Coming from France, I am used to November Nervous Breakdowns as bad weather settles in abruptly. However, Sweden is definitely on another level. Here, the sky is ALWAYS dark. As the days goes by, its color is changing from “shady grey” during day-time to “definitely-too-dark” at night.

One way to go through these dark days is… to keep living your daily life : do not pay too much attention to the weather. Instead, study and meet your friends – I am usually doing both, studying WITH my friends. It really sounds obvious and simple, but it’s keeping motivation going is really hard.

You have to motivate yourself : keep making plans, go to the gym, to the cinema and more.
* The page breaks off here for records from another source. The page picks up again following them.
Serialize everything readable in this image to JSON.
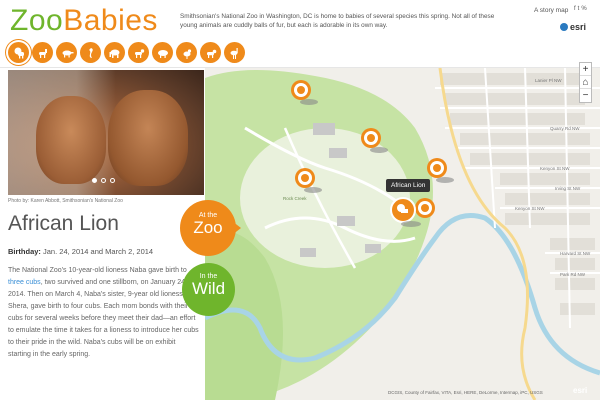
{
  "app": {
    "logo_part1": "Zoo",
    "logo_part2": "Babies",
    "blurb": "Smithsonian's National Zoo in Washington, DC is home to babies of several species this spring. Not all of these young animals are cuddly balls of fur, but each is adorable in its own way.",
    "story_link": "A story map",
    "share_icons": [
      "f",
      "t",
      "%"
    ],
    "esri": "esri"
  },
  "tabs": [
    {
      "name": "tab-lion",
      "icon": "lion-icon",
      "active": true
    },
    {
      "name": "tab-deer",
      "icon": "deer-icon"
    },
    {
      "name": "tab-anteater",
      "icon": "anteater-icon"
    },
    {
      "name": "tab-seahorse",
      "icon": "seahorse-icon"
    },
    {
      "name": "tab-elephant",
      "icon": "elephant-icon"
    },
    {
      "name": "tab-goat",
      "icon": "goat-icon"
    },
    {
      "name": "tab-boar",
      "icon": "boar-icon"
    },
    {
      "name": "tab-bird",
      "icon": "bird-icon"
    },
    {
      "name": "tab-cat",
      "icon": "cat-icon"
    },
    {
      "name": "tab-ostrich",
      "icon": "ostrich-icon"
    }
  ],
  "photo": {
    "caption": "Photo by: Karen Abbott, Smithsonian's National Zoo",
    "slides": 3,
    "active_slide": 1
  },
  "species": {
    "title": "African Lion",
    "birthday_label": "Birthday:",
    "birthday_value": "Jan. 24, 2014 and March 2, 2014",
    "desc_1": "The National Zoo's 10-year-old lioness Naba gave birth to ",
    "desc_link": "three cubs",
    "desc_2": ", two survived and one stillborn, on January 24, 2014. Then on March 4, Naba's sister, 9-year old lioness, Shera, gave birth to four cubs. Each mom bonds with their cubs for several weeks before they meet their dad—an effort to emulate the time it takes for a lioness to introduce her cubs to their pride in the wild. Naba's cubs will be on exhibit starting in the early spring."
  },
  "toggles": {
    "zoo_small": "At the",
    "zoo_large": "Zoo",
    "wild_small": "In the",
    "wild_large": "Wild"
  },
  "map": {
    "zoom_in": "+",
    "home": "⌂",
    "zoom_out": "−",
    "popup": "African Lion",
    "attribution": "DCGIS, County of Fairfax, VITA, Esri, HERE, DeLorme, Intermap, iPC, USGS",
    "esri_small": "esri",
    "street_labels": [
      "Lanier Pl NW",
      "Quarry Rd NW",
      "Kenyon St NW",
      "Irving St NW",
      "Harvard St NW",
      "Park Rd NW",
      "Kenyon St NW",
      "Rock Creek"
    ]
  },
  "colors": {
    "orange": "#ef8a1a",
    "green": "#6fb52c",
    "map_bg": "#f1efea",
    "park": "#c6e3a4",
    "water": "#a8d4e6"
  }
}
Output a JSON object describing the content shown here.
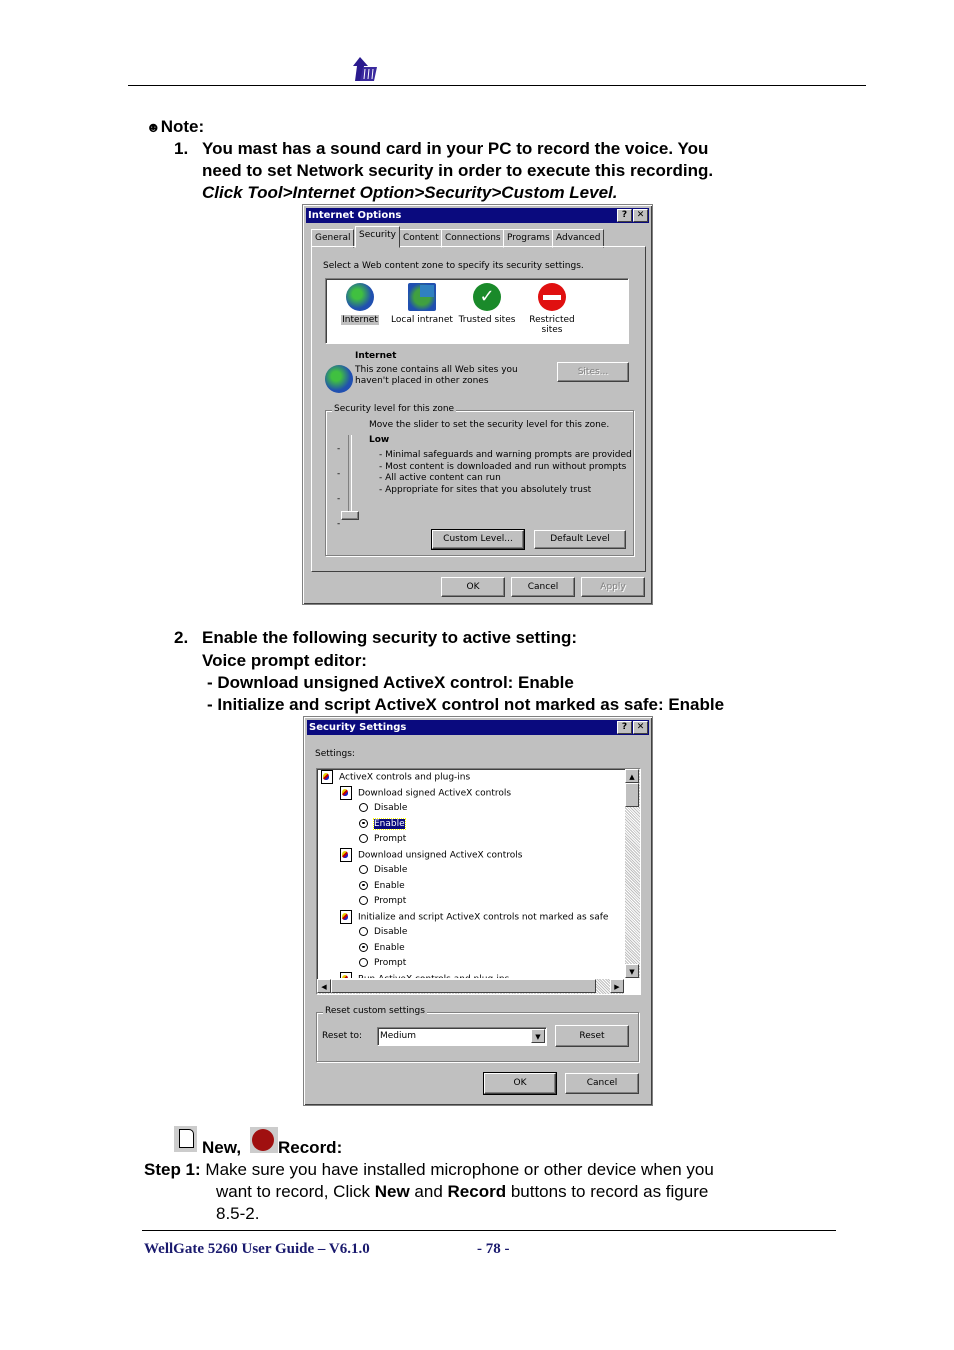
{
  "header": {
    "logo": "company-logo"
  },
  "note": {
    "bullet": "☻",
    "title": "Note:",
    "item1": {
      "num": "1.",
      "line1": "You mast has a sound card in your PC to record the voice. You",
      "line2": "need to set Network security in order to execute this recording.",
      "line3": "Click Tool>Internet Option>Security>Custom Level."
    },
    "item2": {
      "num": "2.",
      "line1": "Enable the following security to active setting:",
      "line2": "Voice prompt editor:",
      "line3": "- Download unsigned ActiveX control: Enable",
      "line4": "- Initialize and script ActiveX control not marked as safe: Enable"
    }
  },
  "internet_options": {
    "title": "Internet Options",
    "help": "?",
    "close": "✕",
    "tabs": [
      "General",
      "Security",
      "Content",
      "Connections",
      "Programs",
      "Advanced"
    ],
    "selected_tab": "Security",
    "zone_prompt": "Select a Web content zone to specify its security settings.",
    "zones": [
      {
        "label": "Internet",
        "icon": "globe-icon",
        "selected": true
      },
      {
        "label": "Local intranet",
        "icon": "intranet-icon",
        "selected": false
      },
      {
        "label": "Trusted sites",
        "icon": "checkmark-icon",
        "selected": false
      },
      {
        "label": "Restricted sites",
        "icon": "no-entry-icon",
        "selected": false
      }
    ],
    "zone_name": "Internet",
    "zone_desc1": "This zone contains all Web sites you",
    "zone_desc2": "haven't placed in other zones",
    "sites_btn": "Sites...",
    "level_group": "Security level for this zone",
    "level_hint": "Move the slider to set the security level for this zone.",
    "level_name": "Low",
    "level_points": [
      "- Minimal safeguards and warning prompts are provided",
      "- Most content is downloaded and run without prompts",
      "- All active content can run",
      "- Appropriate for sites that you absolutely trust"
    ],
    "custom_level_btn": "Custom Level...",
    "default_level_btn": "Default Level",
    "ok": "OK",
    "cancel": "Cancel",
    "apply": "Apply"
  },
  "security_settings": {
    "title": "Security Settings",
    "help": "?",
    "close": "✕",
    "settings_label": "Settings:",
    "tree": [
      {
        "type": "folder",
        "level": 0,
        "label": "ActiveX controls and plug-ins"
      },
      {
        "type": "folder",
        "level": 1,
        "label": "Download signed ActiveX controls"
      },
      {
        "type": "radio",
        "level": 2,
        "label": "Disable",
        "checked": false
      },
      {
        "type": "radio",
        "level": 2,
        "label": "Enable",
        "checked": true,
        "highlighted": true
      },
      {
        "type": "radio",
        "level": 2,
        "label": "Prompt",
        "checked": false
      },
      {
        "type": "folder",
        "level": 1,
        "label": "Download unsigned ActiveX controls"
      },
      {
        "type": "radio",
        "level": 2,
        "label": "Disable",
        "checked": false
      },
      {
        "type": "radio",
        "level": 2,
        "label": "Enable",
        "checked": true
      },
      {
        "type": "radio",
        "level": 2,
        "label": "Prompt",
        "checked": false
      },
      {
        "type": "folder",
        "level": 1,
        "label": "Initialize and script ActiveX controls not marked as safe"
      },
      {
        "type": "radio",
        "level": 2,
        "label": "Disable",
        "checked": false
      },
      {
        "type": "radio",
        "level": 2,
        "label": "Enable",
        "checked": true
      },
      {
        "type": "radio",
        "level": 2,
        "label": "Prompt",
        "checked": false
      },
      {
        "type": "folder",
        "level": 1,
        "label": "Run ActiveX controls and plug-ins"
      }
    ],
    "reset_group": "Reset custom settings",
    "reset_to_label": "Reset to:",
    "reset_to_value": "Medium",
    "reset_btn": "Reset",
    "ok": "OK",
    "cancel": "Cancel"
  },
  "record": {
    "new_label": "New,",
    "record_label": "Record:",
    "step_label": "Step 1:",
    "step_text1": "Make sure you have installed microphone or other device when you",
    "step_text2a": "want to record, Click ",
    "step_new": "New",
    "step_text2b": " and ",
    "step_record": "Record",
    "step_text2c": " buttons to record as figure",
    "step_text3": "8.5-2."
  },
  "footer": {
    "doc_title": "WellGate 5260 User Guide – V6.1.0",
    "page": "- 78 -"
  }
}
I guarantee you won’t notice the sun setting around 4pm and the dark clouds above your head.

2. Think about snow

The worst weather has been when it started to rain a few days ago. I say rain but it’s not even “real” rain. It’s mostly water hanging in the air, soaking your coat and shoes while you bike through the city. What motivates me during these bad days is to think about the time rain will become snow, and how landscapes will be all fluffy and covered in white. I will be taking beautiful pictures, and playing around like a child.

Bur right now, it is wayyyyy to warm for snowfalls : the temperatures are around 8 or 9°C. It can be regarded as a good thing: considering it’s dark and rainy, we might as well enjoy a little heat.

3. Enjoy mys

If you don’t feel like going out, it’s totally fine. You can just stay home, have fika with friends or spend time watching a movie, cooking or even… decorating your room. Making your interior as cosy as possible is the key. Swedes calls this “mys” – the adjective is “mysig”. You would basically say “Vad mysig !”, meaning “It’s so cosy !”.

Last week-end, one of my housemates had the great idea to clean our kitchen. A few minutes after, we were four of us decorating our living-room with lights, posters and candles while listening to Queen on Spotify – it was just before going to the cinema to watch Bohemian Rapsody. A great way to overcome bad weather !